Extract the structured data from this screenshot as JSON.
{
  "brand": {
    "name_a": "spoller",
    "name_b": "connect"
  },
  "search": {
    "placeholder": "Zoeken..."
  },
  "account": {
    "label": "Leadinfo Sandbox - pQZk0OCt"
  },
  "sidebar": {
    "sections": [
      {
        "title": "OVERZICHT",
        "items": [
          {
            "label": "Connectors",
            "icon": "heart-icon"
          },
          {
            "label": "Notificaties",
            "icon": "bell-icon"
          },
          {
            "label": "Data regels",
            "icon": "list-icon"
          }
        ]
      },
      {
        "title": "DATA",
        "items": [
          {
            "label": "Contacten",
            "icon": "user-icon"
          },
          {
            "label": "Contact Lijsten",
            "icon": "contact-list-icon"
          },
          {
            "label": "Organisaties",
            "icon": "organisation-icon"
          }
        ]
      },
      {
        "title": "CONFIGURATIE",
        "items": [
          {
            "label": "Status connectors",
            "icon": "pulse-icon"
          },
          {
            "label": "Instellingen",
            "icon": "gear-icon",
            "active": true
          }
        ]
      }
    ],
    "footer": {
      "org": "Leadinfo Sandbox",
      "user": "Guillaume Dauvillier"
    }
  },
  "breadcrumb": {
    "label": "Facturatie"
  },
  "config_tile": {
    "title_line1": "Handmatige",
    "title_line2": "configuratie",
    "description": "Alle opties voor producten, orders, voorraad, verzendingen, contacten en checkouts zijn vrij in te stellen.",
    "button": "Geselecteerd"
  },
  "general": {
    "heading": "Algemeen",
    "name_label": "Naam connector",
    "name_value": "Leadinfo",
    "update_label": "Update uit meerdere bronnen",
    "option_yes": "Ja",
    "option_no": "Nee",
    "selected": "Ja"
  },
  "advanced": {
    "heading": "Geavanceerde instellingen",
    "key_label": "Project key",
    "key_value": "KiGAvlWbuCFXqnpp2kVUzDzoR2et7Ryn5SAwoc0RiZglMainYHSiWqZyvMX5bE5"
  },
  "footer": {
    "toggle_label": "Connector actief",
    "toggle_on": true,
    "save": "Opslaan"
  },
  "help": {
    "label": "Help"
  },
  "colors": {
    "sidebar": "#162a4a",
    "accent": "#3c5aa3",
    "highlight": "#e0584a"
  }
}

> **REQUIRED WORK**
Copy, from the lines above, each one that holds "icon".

> **OUTPUT FOR THIS TASK**
            "icon": "heart-icon"
            "icon": "bell-icon"
            "icon": "list-icon"
            "icon": "user-icon"
            "icon": "contact-list-icon"
            "icon": "organisation-icon"
            "icon": "pulse-icon"
            "icon": "gear-icon",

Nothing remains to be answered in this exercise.